WORK REQUEST:
Among the records below, find the lines that contain "FONT" and copy each of them.

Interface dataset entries
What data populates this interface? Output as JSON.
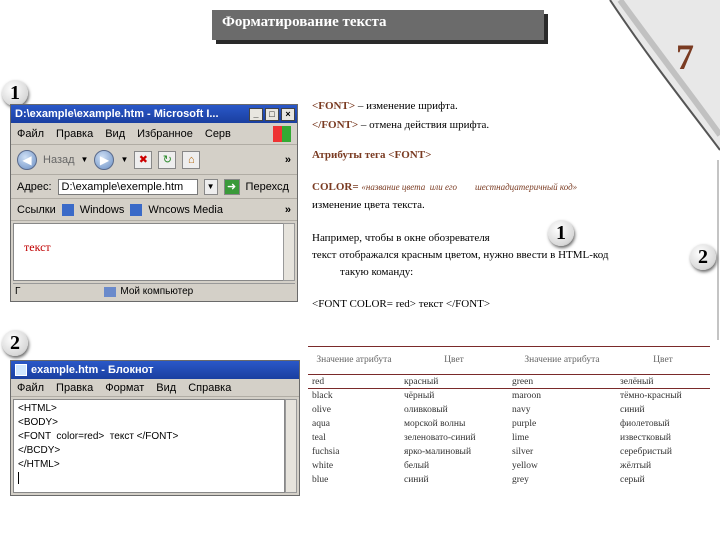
{
  "slide": {
    "title": "Форматирование текста",
    "number": "7"
  },
  "markers": {
    "m1_left": "1",
    "m2_left": "2",
    "m1_center": "1",
    "m2_right": "2"
  },
  "browser": {
    "title": "D:\\example\\example.htm - Microsoft I...",
    "menu": [
      "Файл",
      "Правка",
      "Вид",
      "Избранное",
      "Серв"
    ],
    "chevron": "»",
    "back_label": "Назад",
    "address_label": "Адрес:",
    "address_value": "D:\\example\\exemple.htm",
    "go_label": "Перехсд",
    "links_label": "Ссылки",
    "link1": "Windows",
    "link2": "Wncows Media",
    "content_text": "текст",
    "status_left": "Г",
    "status_right": "Мой компьютер"
  },
  "notepad": {
    "title": "example.htm - Блокнот",
    "menu": [
      "Файл",
      "Правка",
      "Формат",
      "Вид",
      "Справка"
    ],
    "lines": [
      "<HTML>",
      "<BODY>",
      "<FONT  color=red>  текст </FONT>",
      "</BCDY>",
      "</HTML>"
    ]
  },
  "text": {
    "line1_tag": "<FONT>",
    "line1_rest": " – изменение шрифта.",
    "line2_tag": "</FONT>",
    "line2_rest": " – отмена действия шрифта.",
    "attr_heading": "Атрибуты тега <FONT>",
    "color_label": "COLOR=",
    "color_hint": "«название цвета  или его        шестнадцатеричный код»",
    "color_desc": "изменение цвета текста.",
    "example_1": "Например, чтобы в окне обозревателя",
    "example_2": "текст отображался красным цветом, нужно ввести в HTML-код",
    "example_3": "такую команду:",
    "example_code": "<FONT  COLOR= red>  текст </FONT>"
  },
  "table": {
    "headers": [
      "Значение атрибута",
      "Цвет",
      "Значение атрибута",
      "Цвет"
    ],
    "rows": [
      [
        "red",
        "красный",
        "green",
        "зелёный"
      ],
      [
        "black",
        "чёрный",
        "maroon",
        "тёмно-красный"
      ],
      [
        "olive",
        "оливковый",
        "navy",
        "синий"
      ],
      [
        "aqua",
        "морской волны",
        "purple",
        "фиолетовый"
      ],
      [
        "teal",
        "зеленовато-синий",
        "lime",
        "известковый"
      ],
      [
        "fuchsia",
        "ярко-малиновый",
        "silver",
        "серебристый"
      ],
      [
        "white",
        "белый",
        "yellow",
        "жёлтый"
      ],
      [
        "blue",
        "синий",
        "grey",
        "серый"
      ]
    ]
  },
  "colors": {
    "accent": "#7a3b22",
    "titlebar": "#1a3fa0",
    "table_rule": "#7a2a2a",
    "red_text": "#c00000"
  }
}
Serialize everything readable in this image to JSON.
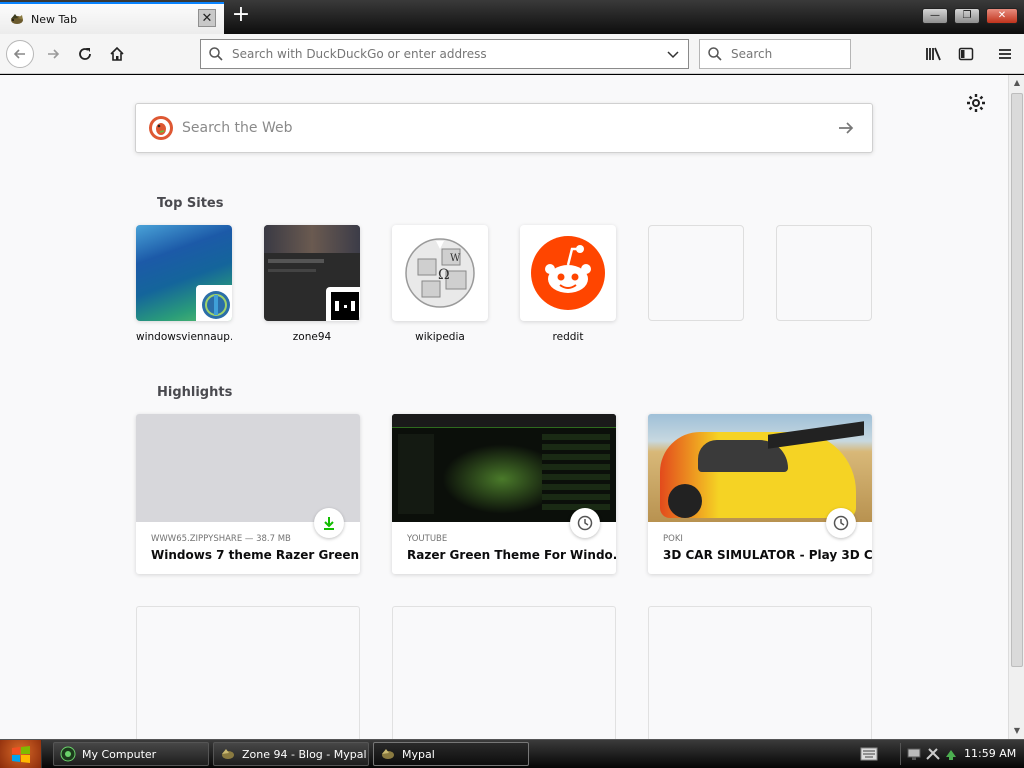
{
  "window": {
    "tab_title": "New Tab",
    "tab_close_glyph": "✕",
    "new_tab_glyph": "+",
    "minimize_glyph": "—",
    "restore_glyph": "❐",
    "close_glyph": "✕"
  },
  "toolbar": {
    "url_placeholder": "Search with DuckDuckGo or enter address",
    "search_placeholder": "Search"
  },
  "content": {
    "web_search_placeholder": "Search the Web",
    "top_sites_title": "Top Sites",
    "highlights_title": "Highlights",
    "top_sites": [
      {
        "label": "windowsviennaup..."
      },
      {
        "label": "zone94"
      },
      {
        "label": "wikipedia"
      },
      {
        "label": "reddit"
      }
    ],
    "highlights": [
      {
        "source": "WWW65.ZIPPYSHARE — 38.7 MB",
        "title": "Windows 7 theme Razer Green ...",
        "badge": "download-icon"
      },
      {
        "source": "YOUTUBE",
        "title": "Razer Green Theme For Windo...",
        "badge": "clock-icon"
      },
      {
        "source": "POKI",
        "title": "3D CAR SIMULATOR - Play 3D C...",
        "badge": "clock-icon"
      }
    ]
  },
  "taskbar": {
    "items": [
      {
        "label": "My Computer"
      },
      {
        "label": "Zone 94 - Blog - Mypal"
      },
      {
        "label": "Mypal"
      }
    ],
    "clock": "11:59 AM"
  },
  "colors": {
    "accent": "#0a84ff",
    "reddit": "#ff4500",
    "download_green": "#12bc00"
  }
}
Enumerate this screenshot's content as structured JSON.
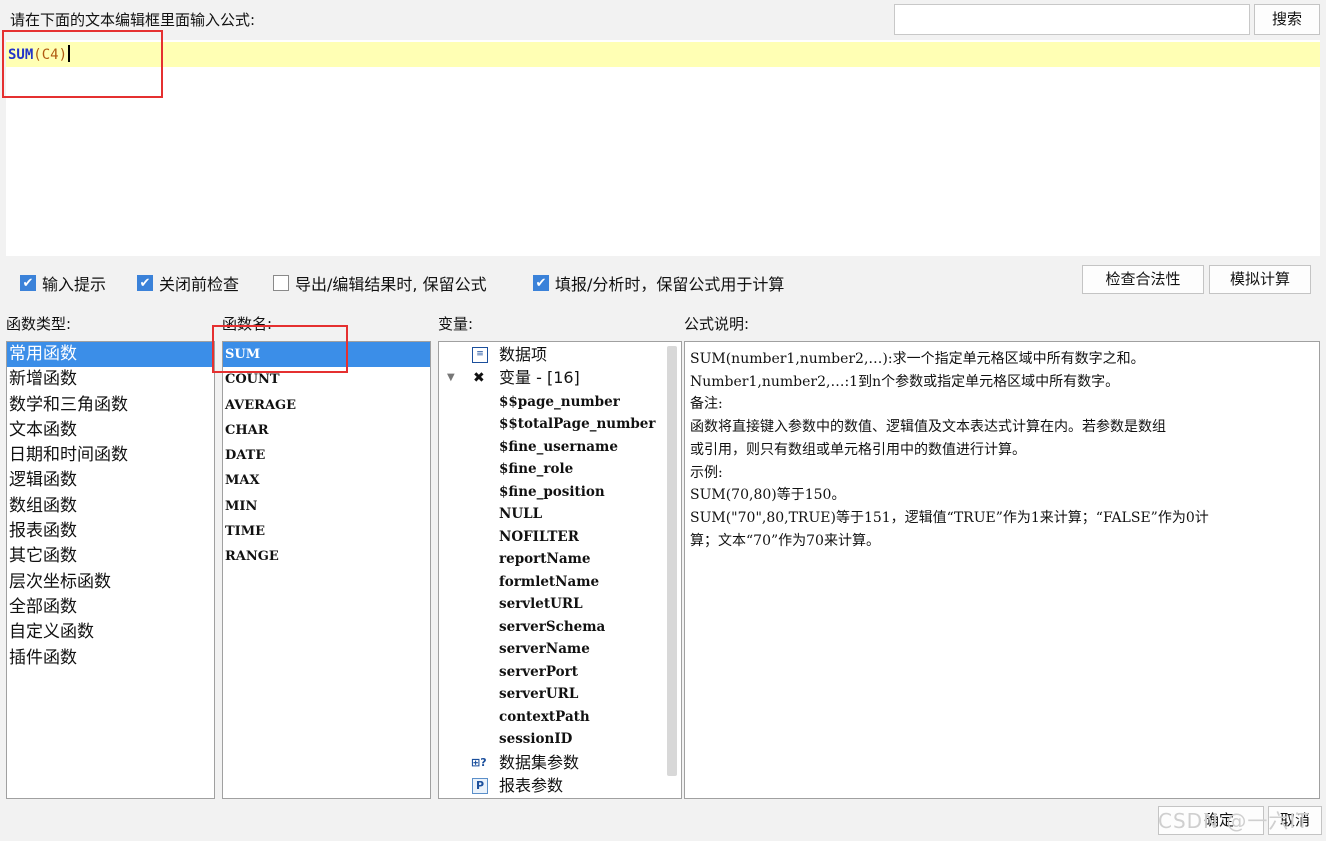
{
  "prompt": "请在下面的文本编辑框里面输入公式:",
  "search": {
    "placeholder": "",
    "button_label": "搜索"
  },
  "editor": {
    "formula_fn": "SUM",
    "formula_open": "(",
    "formula_arg": "C4",
    "formula_close": ")"
  },
  "options": {
    "input_hint": {
      "label": "输入提示",
      "checked": true
    },
    "check_before_close": {
      "label": "关闭前检查",
      "checked": true
    },
    "keep_formula_export": {
      "label": "导出/编辑结果时, 保留公式",
      "checked": false
    },
    "keep_formula_fill": {
      "label": "填报/分析时，保留公式用于计算",
      "checked": true
    }
  },
  "buttons": {
    "check_validity": "检查合法性",
    "simulate": "模拟计算",
    "ok": "确定",
    "cancel": "取消"
  },
  "headers": {
    "categories": "函数类型:",
    "functions": "函数名:",
    "variables": "变量:",
    "description": "公式说明:"
  },
  "categories": [
    "常用函数",
    "新增函数",
    "数学和三角函数",
    "文本函数",
    "日期和时间函数",
    "逻辑函数",
    "数组函数",
    "报表函数",
    "其它函数",
    "层次坐标函数",
    "全部函数",
    "自定义函数",
    "插件函数"
  ],
  "selected_category": 0,
  "functions": [
    "SUM",
    "COUNT",
    "AVERAGE",
    "CHAR",
    "DATE",
    "MAX",
    "MIN",
    "TIME",
    "RANGE"
  ],
  "selected_function": 0,
  "variables": {
    "data_items": "数据项",
    "var_group": "变量 - [16]",
    "items": [
      "$$page_number",
      "$$totalPage_number",
      "$fine_username",
      "$fine_role",
      "$fine_position",
      "NULL",
      "NOFILTER",
      "reportName",
      "formletName",
      "servletURL",
      "serverSchema",
      "serverName",
      "serverPort",
      "serverURL",
      "contextPath",
      "sessionID"
    ],
    "dataset_params": "数据集参数",
    "report_params": "报表参数"
  },
  "description": [
    "SUM(number1,number2,…):求一个指定单元格区域中所有数字之和。",
    "Number1,number2,…:1到n个参数或指定单元格区域中所有数字。",
    "备注:",
    "函数将直接键入参数中的数值、逻辑值及文本表达式计算在内。若参数是数组",
    "或引用，则只有数组或单元格引用中的数值进行计算。",
    "示例:",
    "SUM(70,80)等于150。",
    "SUM(\"70\",80,TRUE)等于151，逻辑值“TRUE”作为1来计算；“FALSE”作为0计",
    "算；文本“70”作为70来计算。"
  ],
  "watermark": "CSDN @一六IT",
  "colors": {
    "selection": "#3b8ee8",
    "highlight_line": "#ffffb4",
    "annotation": "#e53030",
    "checkbox": "#3b82d9"
  }
}
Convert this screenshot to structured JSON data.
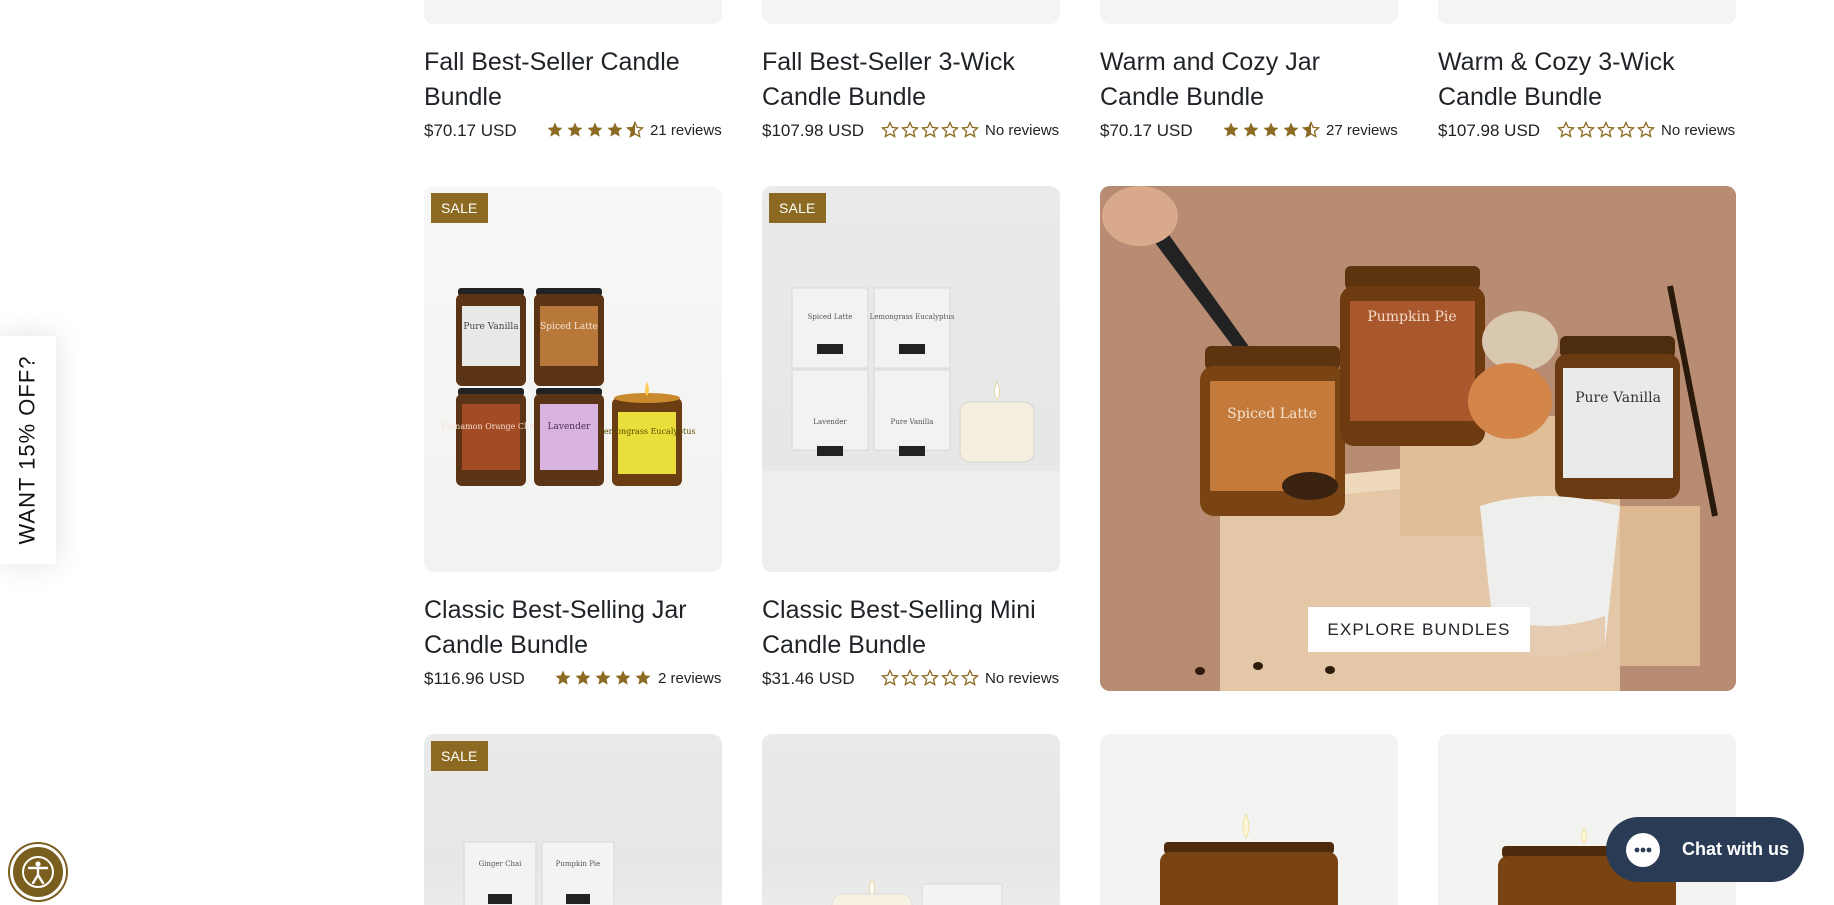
{
  "side_tab": {
    "label": "WANT 15% OFF?"
  },
  "row1": [
    {
      "title_line1": "Fall Best-Seller Candle",
      "title_line2": "Bundle",
      "price": "$70.17 USD",
      "rating": 4.5,
      "reviews": "21 reviews"
    },
    {
      "title_line1": "Fall Best-Seller 3-Wick",
      "title_line2": "Candle Bundle",
      "price": "$107.98 USD",
      "rating": 0,
      "reviews": "No reviews"
    },
    {
      "title_line1": "Warm and Cozy Jar",
      "title_line2": "Candle Bundle",
      "price": "$70.17 USD",
      "rating": 4.5,
      "reviews": "27 reviews"
    },
    {
      "title_line1": "Warm & Cozy 3-Wick",
      "title_line2": "Candle Bundle",
      "price": "$107.98 USD",
      "rating": 0,
      "reviews": "No reviews"
    }
  ],
  "row2": [
    {
      "badge": "SALE",
      "title_line1": "Classic Best-Selling Jar",
      "title_line2": "Candle Bundle",
      "price": "$116.96 USD",
      "rating": 5,
      "reviews": "2 reviews",
      "jar_labels": [
        "Pure Vanilla",
        "Spiced Latte",
        "Cinnamon Orange Clove",
        "Lavender",
        "Lemongrass Eucalyptus"
      ]
    },
    {
      "badge": "SALE",
      "title_line1": "Classic Best-Selling Mini",
      "title_line2": "Candle Bundle",
      "price": "$31.46 USD",
      "rating": 0,
      "reviews": "No reviews",
      "box_labels": [
        "Spiced Latte",
        "Lemongrass Eucalyptus",
        "Lavender",
        "Pure Vanilla"
      ]
    }
  ],
  "promo": {
    "button_label": "EXPLORE BUNDLES",
    "jar_labels": [
      "Spiced Latte",
      "Pumpkin Pie",
      "Pure Vanilla"
    ]
  },
  "row3": [
    {
      "badge": "SALE",
      "box_labels": [
        "Ginger Chai",
        "Pumpkin Pie"
      ]
    }
  ],
  "chat": {
    "label": "Chat with us"
  },
  "colors": {
    "accent": "#8c6a22",
    "star": "#8c6a22",
    "chat_bg": "#2a3b56"
  }
}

WRITTEN SOLUTION:
      "<FONT  color=red>  текст </FONT>",
    "line1_tag": "<FONT>",
    "line2_tag": "</FONT>",
    "attr_heading": "Атрибуты тега <FONT>",
    "example_code": "<FONT  COLOR= red>  текст </FONT>"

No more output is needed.